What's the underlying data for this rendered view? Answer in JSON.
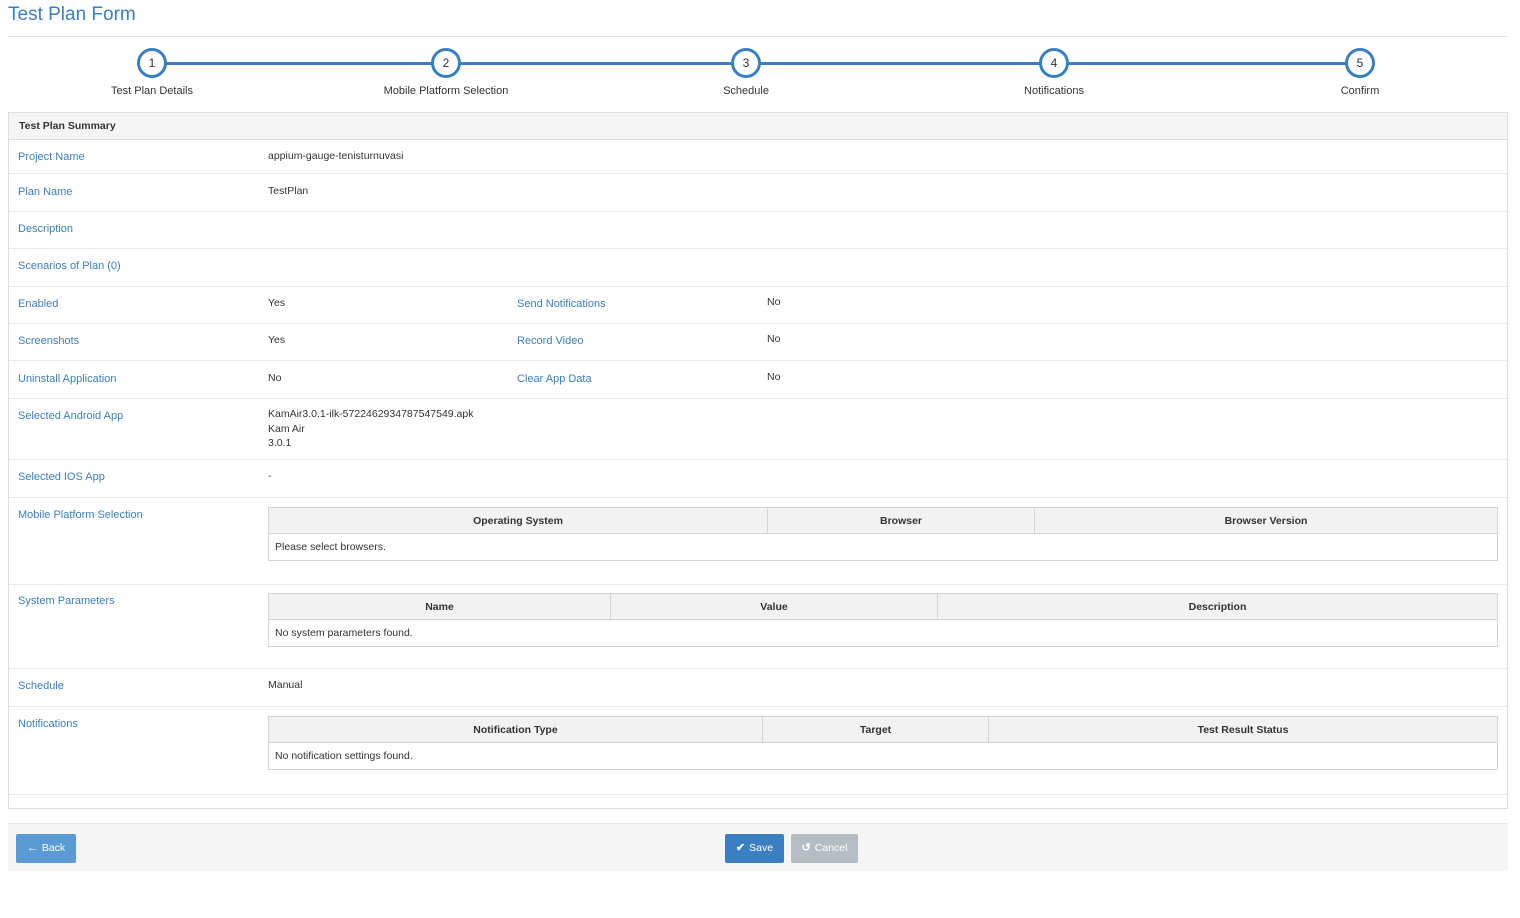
{
  "page": {
    "title": "Test Plan Form"
  },
  "wizard": {
    "steps": [
      {
        "number": "1",
        "label": "Test Plan Details"
      },
      {
        "number": "2",
        "label": "Mobile Platform Selection"
      },
      {
        "number": "3",
        "label": "Schedule"
      },
      {
        "number": "4",
        "label": "Notifications"
      },
      {
        "number": "5",
        "label": "Confirm"
      }
    ]
  },
  "summary": {
    "heading": "Test Plan Summary",
    "project_name": {
      "label": "Project Name",
      "value": "appium-gauge-tenisturnuvasi"
    },
    "plan_name": {
      "label": "Plan Name",
      "value": "TestPlan"
    },
    "description": {
      "label": "Description",
      "value": ""
    },
    "scenarios": {
      "label": "Scenarios of Plan (0)"
    },
    "enabled": {
      "label": "Enabled",
      "value": "Yes"
    },
    "send_notifications": {
      "label": "Send Notifications",
      "value": "No"
    },
    "screenshots": {
      "label": "Screenshots",
      "value": "Yes"
    },
    "record_video": {
      "label": "Record Video",
      "value": "No"
    },
    "uninstall_application": {
      "label": "Uninstall Application",
      "value": "No"
    },
    "clear_app_data": {
      "label": "Clear App Data",
      "value": "No"
    },
    "android_app": {
      "label": "Selected Android App",
      "file": "KamAir3.0.1-ilk-5722462934787547549.apk",
      "name": "Kam Air",
      "version": "3.0.1"
    },
    "ios_app": {
      "label": "Selected IOS App",
      "value": "-"
    },
    "mobile_platform": {
      "label": "Mobile Platform Selection",
      "columns": [
        "Operating System",
        "Browser",
        "Browser Version"
      ],
      "empty_text": "Please select browsers."
    },
    "system_parameters": {
      "label": "System Parameters",
      "columns": [
        "Name",
        "Value",
        "Description"
      ],
      "empty_text": "No system parameters found."
    },
    "schedule": {
      "label": "Schedule",
      "value": "Manual"
    },
    "notifications": {
      "label": "Notifications",
      "columns": [
        "Notification Type",
        "Target",
        "Test Result Status"
      ],
      "empty_text": "No notification settings found."
    }
  },
  "footer": {
    "back_label": "Back",
    "save_label": "Save",
    "cancel_label": "Cancel"
  },
  "colors": {
    "accent": "#3a7fc1",
    "back_button": "#5b9bd5",
    "cancel_button": "#b6bcc3"
  },
  "icons": {
    "back": "arrow-left-icon",
    "save": "check-icon",
    "cancel": "undo-icon"
  }
}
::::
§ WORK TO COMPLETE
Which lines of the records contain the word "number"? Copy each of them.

§ YOUR RESPONSE
        "number": "1",
        "number": "2",
        "number": "3",
        "number": "4",
        "number": "5",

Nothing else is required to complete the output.